FROM A SUSPENSEFUL PLOT THAT PLAYS OUT IN MELBOURNE TO A SCI-FI FORAY AT THE END OF THE WORLD, IT’S EASY TO ESCAPE IN THESE PAGES
THE AUTUMN MURDERS Robert Gott SCRIBE,$30
Set in 1944 Melbourne, this masterly suspense novel by Robert Gott had me reading all night. Although it’s the third in a series, this was my first — and it stands alone as a great individual read. The Melbourne landmarks are both familiar and strange as we see them through a historic end-of-war veil. The operations at the old Russell St police station and the forensics and police procedures of the era are also fascinating. However, it’s the rapid-fire storyline and expert plotting that make this novel a quick read, while great characters and astute social observations will keep you glued to the pages and invested in the outcome. There are several themes within the book — anti-semitism, sexism, religious fervour and a touch of class conflict. The period was also when the worst of the German atrocities were first being reported. Also a cartoonist, Gott’s quirky humour shows through in this sometimes grizzly crime novel.
KARINA BARRYMORE VERDICT: Superb suspense
DEFEATING THE MINISTERS OF DEATH David Isaacs HARPERCOLLINS, $35
Throughout history, diseases have killed more people than wars. As recently as 1950, an estimated 10 million people worldwide died from smallpox alone. Go back further and the death rates skyrocket. Spanish flu killed more than 50 million people in 1919. In earlier centuries, the figures may not be so huge, but only because the world’s population was smaller. “Nature is the world’s greatest terrorist,” writes Australian paediatrician Isaacs in this fascinating history of the fight against infections. From the plagues of ancient times and the Middle Ages, to the latest immunisation techniques and the ongoing battle to eradicate diseases in developing countries, Isaacs not only illuminates the characters and breakthroughs behind vaccinations, but confronts the wilful ignorance of people today. The growing number of antivaccination devotees would do well to read this before putting the rest of society at risk.

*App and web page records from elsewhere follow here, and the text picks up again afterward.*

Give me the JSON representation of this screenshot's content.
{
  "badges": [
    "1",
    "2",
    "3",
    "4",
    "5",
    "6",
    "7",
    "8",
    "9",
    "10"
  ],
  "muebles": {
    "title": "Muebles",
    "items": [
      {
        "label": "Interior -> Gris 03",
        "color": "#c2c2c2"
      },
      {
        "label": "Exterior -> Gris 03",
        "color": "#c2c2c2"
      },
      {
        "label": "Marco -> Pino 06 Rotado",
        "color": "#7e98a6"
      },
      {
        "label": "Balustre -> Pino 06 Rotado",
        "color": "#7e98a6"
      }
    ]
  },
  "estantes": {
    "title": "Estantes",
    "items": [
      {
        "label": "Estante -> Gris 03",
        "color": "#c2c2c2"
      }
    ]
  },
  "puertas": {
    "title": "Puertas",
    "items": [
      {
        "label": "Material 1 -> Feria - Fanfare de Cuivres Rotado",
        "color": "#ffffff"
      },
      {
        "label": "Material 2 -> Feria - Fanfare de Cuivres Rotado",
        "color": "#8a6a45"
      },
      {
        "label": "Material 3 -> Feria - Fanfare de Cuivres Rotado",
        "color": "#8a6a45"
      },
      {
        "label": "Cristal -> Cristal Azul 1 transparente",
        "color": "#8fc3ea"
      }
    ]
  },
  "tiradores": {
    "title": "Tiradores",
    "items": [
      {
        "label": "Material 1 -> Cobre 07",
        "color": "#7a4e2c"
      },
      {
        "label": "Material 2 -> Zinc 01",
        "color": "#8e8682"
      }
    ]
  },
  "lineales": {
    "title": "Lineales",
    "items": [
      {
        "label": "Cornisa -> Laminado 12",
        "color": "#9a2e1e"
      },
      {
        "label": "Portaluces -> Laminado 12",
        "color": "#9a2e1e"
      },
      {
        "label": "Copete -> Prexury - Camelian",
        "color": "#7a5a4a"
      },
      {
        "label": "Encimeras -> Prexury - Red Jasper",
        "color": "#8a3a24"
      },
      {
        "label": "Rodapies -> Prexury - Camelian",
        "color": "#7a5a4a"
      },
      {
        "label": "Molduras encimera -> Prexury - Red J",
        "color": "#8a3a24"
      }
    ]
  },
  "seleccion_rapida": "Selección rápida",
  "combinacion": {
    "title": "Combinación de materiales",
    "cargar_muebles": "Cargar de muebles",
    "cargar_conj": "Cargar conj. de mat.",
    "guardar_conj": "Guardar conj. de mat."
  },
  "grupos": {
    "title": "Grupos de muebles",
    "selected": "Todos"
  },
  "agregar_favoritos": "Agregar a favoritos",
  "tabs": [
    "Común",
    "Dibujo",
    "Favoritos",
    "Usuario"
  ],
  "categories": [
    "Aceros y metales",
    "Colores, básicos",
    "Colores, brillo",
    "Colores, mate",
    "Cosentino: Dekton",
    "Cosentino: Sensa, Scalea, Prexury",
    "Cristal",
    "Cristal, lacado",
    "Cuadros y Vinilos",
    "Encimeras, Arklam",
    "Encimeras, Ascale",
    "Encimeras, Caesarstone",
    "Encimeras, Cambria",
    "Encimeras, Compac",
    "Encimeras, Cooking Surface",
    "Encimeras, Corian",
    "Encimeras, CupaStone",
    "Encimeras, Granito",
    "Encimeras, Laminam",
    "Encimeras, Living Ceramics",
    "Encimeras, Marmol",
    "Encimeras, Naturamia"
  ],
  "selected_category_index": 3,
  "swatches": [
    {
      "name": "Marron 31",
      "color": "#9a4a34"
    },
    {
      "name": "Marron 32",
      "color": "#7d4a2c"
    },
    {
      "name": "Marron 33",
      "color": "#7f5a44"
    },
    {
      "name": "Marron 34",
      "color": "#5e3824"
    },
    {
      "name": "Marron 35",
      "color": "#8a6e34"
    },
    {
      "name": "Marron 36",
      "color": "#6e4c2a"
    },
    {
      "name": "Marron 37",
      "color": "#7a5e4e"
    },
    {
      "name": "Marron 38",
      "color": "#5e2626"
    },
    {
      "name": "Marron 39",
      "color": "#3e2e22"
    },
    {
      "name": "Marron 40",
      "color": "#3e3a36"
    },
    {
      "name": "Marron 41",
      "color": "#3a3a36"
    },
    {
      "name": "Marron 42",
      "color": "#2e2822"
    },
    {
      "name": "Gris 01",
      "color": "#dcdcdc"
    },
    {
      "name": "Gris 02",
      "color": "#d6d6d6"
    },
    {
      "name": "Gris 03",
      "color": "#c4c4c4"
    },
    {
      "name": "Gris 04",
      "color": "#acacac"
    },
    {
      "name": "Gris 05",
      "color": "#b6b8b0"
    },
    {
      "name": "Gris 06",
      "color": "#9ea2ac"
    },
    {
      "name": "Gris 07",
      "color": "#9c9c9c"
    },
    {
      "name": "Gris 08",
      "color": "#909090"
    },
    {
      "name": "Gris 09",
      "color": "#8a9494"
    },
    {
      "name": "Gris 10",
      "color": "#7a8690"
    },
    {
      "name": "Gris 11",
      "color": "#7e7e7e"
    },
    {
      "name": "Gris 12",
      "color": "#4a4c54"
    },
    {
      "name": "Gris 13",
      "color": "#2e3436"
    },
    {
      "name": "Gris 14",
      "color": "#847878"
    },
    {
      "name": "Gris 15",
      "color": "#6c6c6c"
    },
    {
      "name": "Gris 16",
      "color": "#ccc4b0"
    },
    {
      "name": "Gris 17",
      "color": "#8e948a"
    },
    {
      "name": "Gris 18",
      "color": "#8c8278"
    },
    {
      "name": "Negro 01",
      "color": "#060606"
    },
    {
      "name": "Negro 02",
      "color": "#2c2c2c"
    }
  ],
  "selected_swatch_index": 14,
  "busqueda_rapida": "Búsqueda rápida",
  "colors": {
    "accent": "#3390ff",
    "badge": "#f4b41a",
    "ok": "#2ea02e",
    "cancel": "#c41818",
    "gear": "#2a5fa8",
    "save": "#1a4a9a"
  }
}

JEFF MAYNARD VERDICT: Crucial
A BOY AND HIS DOG AT THE END OF THE WORLD C.A. Fletcher HACHETTE AUSTRALIA, $33
What would you do if a stranger stole one of your beloved dogs? You would probably post it on Instagram, Snapchat or Facebook, but imagine if none of those existed; that you were born after the modern world had ended and your understanding of the past was garnered from old books. Cities have reverted to nature, there is no technology and the human race faces extinction. In that case you would most likely do the same as young Gritz; hunt the thief and try to get your dog back. Gritz sails to the mainland, finding remnants of the past, other humans and a whole heap of trouble. By using the first-person narrative, Fletcher gives the reader the feeling they are viewing the journey through a dashcam and not just through Gritz’s writings. As the adventure unfolds, survival becomes the name of the game but the hunt is definitely worth it.
WENDY MASON VERDICT: Heartfelt sci-fi
HOW IT FEELS TO FLOAT Helena Fox PAN MACMILLAN, $18
A journey of love, grief, family and friendship, this young adult debut is raw and insightful. Set by the sea in Wollongong, the story follows 17year-old Biz as she grapples with her identity and sexuality. Following an incident involving lies, sex and drama, Biz’s mental health spirals. Outcast by her circle of friends, Biz drops out of school and her chaotic thoughts magnify until she feels outside of her body, as though she is floating. Still struggling with the death of her father a decade ago, Biz doesn’t tell anyone that she still sees him. Drawn to the new boy at school, she constantly wonders what he thinks and how he feels. Eventually, he becomes a confidant and lifeline for Biz — perhaps a budding romance. Overall, Biz’s journey with mental illness is harrowing, yet inspiring and hopeful. Despite the darkness and chaos as she copes with the loss of friendship and death of her father, she sees light ahead. Biz’s story is a powerful message, reminding us of all the beautiful and frightening possibilities in life.
VERDICT: Thought provoking